Problem statement
An exact restatement of the records below is expected.

—————

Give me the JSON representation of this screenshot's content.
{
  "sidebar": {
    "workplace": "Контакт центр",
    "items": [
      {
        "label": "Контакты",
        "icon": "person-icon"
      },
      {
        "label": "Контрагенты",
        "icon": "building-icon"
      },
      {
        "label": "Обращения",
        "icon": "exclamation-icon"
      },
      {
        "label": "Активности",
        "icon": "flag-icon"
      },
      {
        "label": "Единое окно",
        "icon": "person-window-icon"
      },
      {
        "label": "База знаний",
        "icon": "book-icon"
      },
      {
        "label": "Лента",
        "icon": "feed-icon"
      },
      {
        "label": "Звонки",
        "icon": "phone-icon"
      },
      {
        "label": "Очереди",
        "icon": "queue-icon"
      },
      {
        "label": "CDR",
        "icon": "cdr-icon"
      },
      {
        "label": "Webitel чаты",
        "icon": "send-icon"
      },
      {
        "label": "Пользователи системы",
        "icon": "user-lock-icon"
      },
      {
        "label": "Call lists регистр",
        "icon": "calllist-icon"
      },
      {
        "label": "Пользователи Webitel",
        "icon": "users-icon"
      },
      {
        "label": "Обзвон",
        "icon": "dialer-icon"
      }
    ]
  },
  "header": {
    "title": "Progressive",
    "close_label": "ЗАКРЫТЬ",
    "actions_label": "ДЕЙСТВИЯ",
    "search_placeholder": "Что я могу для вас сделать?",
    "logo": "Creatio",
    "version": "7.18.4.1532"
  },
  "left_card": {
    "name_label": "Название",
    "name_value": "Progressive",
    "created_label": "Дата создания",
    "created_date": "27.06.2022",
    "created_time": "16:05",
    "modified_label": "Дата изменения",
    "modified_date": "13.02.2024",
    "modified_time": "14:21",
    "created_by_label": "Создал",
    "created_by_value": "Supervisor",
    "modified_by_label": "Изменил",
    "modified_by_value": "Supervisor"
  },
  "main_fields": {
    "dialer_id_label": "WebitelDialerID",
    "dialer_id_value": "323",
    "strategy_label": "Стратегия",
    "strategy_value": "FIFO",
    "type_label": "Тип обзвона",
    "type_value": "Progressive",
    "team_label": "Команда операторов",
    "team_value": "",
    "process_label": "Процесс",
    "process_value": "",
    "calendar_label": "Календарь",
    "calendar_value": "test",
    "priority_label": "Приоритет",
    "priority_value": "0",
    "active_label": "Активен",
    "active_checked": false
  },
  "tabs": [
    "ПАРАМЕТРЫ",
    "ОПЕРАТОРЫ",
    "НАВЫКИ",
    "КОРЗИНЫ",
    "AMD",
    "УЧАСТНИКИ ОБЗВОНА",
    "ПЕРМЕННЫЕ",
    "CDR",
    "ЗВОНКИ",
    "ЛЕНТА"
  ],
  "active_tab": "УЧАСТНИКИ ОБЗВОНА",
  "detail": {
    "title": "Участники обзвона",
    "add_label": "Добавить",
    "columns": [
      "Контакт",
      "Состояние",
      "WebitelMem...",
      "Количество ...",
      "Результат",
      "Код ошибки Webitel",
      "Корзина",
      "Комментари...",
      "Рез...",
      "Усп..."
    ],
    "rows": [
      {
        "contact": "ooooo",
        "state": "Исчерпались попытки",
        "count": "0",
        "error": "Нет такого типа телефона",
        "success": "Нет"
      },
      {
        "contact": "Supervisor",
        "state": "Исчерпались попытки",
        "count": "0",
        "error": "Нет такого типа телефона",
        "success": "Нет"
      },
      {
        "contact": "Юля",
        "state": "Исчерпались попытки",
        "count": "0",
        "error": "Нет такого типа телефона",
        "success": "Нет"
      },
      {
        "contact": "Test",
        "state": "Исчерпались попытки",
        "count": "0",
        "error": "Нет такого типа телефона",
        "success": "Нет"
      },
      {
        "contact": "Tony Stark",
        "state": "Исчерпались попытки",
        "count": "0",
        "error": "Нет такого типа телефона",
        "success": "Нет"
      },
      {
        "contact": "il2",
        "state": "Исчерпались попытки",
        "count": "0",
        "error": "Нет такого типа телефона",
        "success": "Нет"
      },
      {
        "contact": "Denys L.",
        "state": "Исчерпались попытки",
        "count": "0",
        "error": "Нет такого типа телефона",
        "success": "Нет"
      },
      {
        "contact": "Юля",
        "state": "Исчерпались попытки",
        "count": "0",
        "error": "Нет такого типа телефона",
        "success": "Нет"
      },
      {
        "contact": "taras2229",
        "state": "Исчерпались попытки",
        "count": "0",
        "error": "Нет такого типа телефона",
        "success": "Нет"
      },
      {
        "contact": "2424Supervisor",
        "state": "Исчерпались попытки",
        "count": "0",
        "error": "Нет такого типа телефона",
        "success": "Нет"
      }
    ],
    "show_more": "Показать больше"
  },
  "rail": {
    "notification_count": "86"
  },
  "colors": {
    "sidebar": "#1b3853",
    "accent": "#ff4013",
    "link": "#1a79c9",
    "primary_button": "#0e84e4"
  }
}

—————

Answer section
Give me the JSON representation of this screenshot's content.
{
  "sidebar": {
    "workplace": "Контакт центр",
    "items": [
      {
        "label": "Контакты",
        "icon": "person-icon"
      },
      {
        "label": "Контрагенты",
        "icon": "building-icon"
      },
      {
        "label": "Обращения",
        "icon": "exclamation-icon"
      },
      {
        "label": "Активности",
        "icon": "flag-icon"
      },
      {
        "label": "Единое окно",
        "icon": "person-window-icon"
      },
      {
        "label": "База знаний",
        "icon": "book-icon"
      },
      {
        "label": "Лента",
        "icon": "feed-icon"
      },
      {
        "label": "Звонки",
        "icon": "phone-icon"
      },
      {
        "label": "Очереди",
        "icon": "queue-icon"
      },
      {
        "label": "CDR",
        "icon": "cdr-icon"
      },
      {
        "label": "Webitel чаты",
        "icon": "send-icon"
      },
      {
        "label": "Пользователи системы",
        "icon": "user-lock-icon"
      },
      {
        "label": "Call lists регистр",
        "icon": "calllist-icon"
      },
      {
        "label": "Пользователи Webitel",
        "icon": "users-icon"
      },
      {
        "label": "Обзвон",
        "icon": "dialer-icon"
      }
    ]
  },
  "header": {
    "title": "Progressive",
    "close_label": "ЗАКРЫТЬ",
    "actions_label": "ДЕЙСТВИЯ",
    "search_placeholder": "Что я могу для вас сделать?",
    "logo": "Creatio",
    "version": "7.18.4.1532"
  },
  "left_card": {
    "name_label": "Название",
    "name_value": "Progressive",
    "created_label": "Дата создания",
    "created_date": "27.06.2022",
    "created_time": "16:05",
    "modified_label": "Дата изменения",
    "modified_date": "13.02.2024",
    "modified_time": "14:21",
    "created_by_label": "Создал",
    "created_by_value": "Supervisor",
    "modified_by_label": "Изменил",
    "modified_by_value": "Supervisor"
  },
  "main_fields": {
    "dialer_id_label": "WebitelDialerID",
    "dialer_id_value": "323",
    "strategy_label": "Стратегия",
    "strategy_value": "FIFO",
    "type_label": "Тип обзвона",
    "type_value": "Progressive",
    "team_label": "Команда операторов",
    "team_value": "",
    "process_label": "Процесс",
    "process_value": "",
    "calendar_label": "Календарь",
    "calendar_value": "test",
    "priority_label": "Приоритет",
    "priority_value": "0",
    "active_label": "Активен",
    "active_checked": false
  },
  "tabs": [
    "ПАРАМЕТРЫ",
    "ОПЕРАТОРЫ",
    "НАВЫКИ",
    "КОРЗИНЫ",
    "AMD",
    "УЧАСТНИКИ ОБЗВОНА",
    "ПЕРМЕННЫЕ",
    "CDR",
    "ЗВОНКИ",
    "ЛЕНТА"
  ],
  "active_tab": "УЧАСТНИКИ ОБЗВОНА",
  "detail": {
    "title": "Участники обзвона",
    "add_label": "Добавить",
    "columns": [
      "Контакт",
      "Состояние",
      "WebitelMem...",
      "Количество ...",
      "Результат",
      "Код ошибки Webitel",
      "Корзина",
      "Комментари...",
      "Рез...",
      "Усп..."
    ],
    "rows": [
      {
        "contact": "ooooo",
        "state": "Исчерпались попытки",
        "count": "0",
        "error": "Нет такого типа телефона",
        "success": "Нет"
      },
      {
        "contact": "Supervisor",
        "state": "Исчерпались попытки",
        "count": "0",
        "error": "Нет такого типа телефона",
        "success": "Нет"
      },
      {
        "contact": "Юля",
        "state": "Исчерпались попытки",
        "count": "0",
        "error": "Нет такого типа телефона",
        "success": "Нет"
      },
      {
        "contact": "Test",
        "state": "Исчерпались попытки",
        "count": "0",
        "error": "Нет такого типа телефона",
        "success": "Нет"
      },
      {
        "contact": "Tony Stark",
        "state": "Исчерпались попытки",
        "count": "0",
        "error": "Нет такого типа телефона",
        "success": "Нет"
      },
      {
        "contact": "il2",
        "state": "Исчерпались попытки",
        "count": "0",
        "error": "Нет такого типа телефона",
        "success": "Нет"
      },
      {
        "contact": "Denys L.",
        "state": "Исчерпались попытки",
        "count": "0",
        "error": "Нет такого типа телефона",
        "success": "Нет"
      },
      {
        "contact": "Юля",
        "state": "Исчерпались попытки",
        "count": "0",
        "error": "Нет такого типа телефона",
        "success": "Нет"
      },
      {
        "contact": "taras2229",
        "state": "Исчерпались попытки",
        "count": "0",
        "error": "Нет такого типа телефона",
        "success": "Нет"
      },
      {
        "contact": "2424Supervisor",
        "state": "Исчерпались попытки",
        "count": "0",
        "error": "Нет такого типа телефона",
        "success": "Нет"
      }
    ],
    "show_more": "Показать больше"
  },
  "rail": {
    "notification_count": "86"
  },
  "colors": {
    "sidebar": "#1b3853",
    "accent": "#ff4013",
    "link": "#1a79c9",
    "primary_button": "#0e84e4"
  }
}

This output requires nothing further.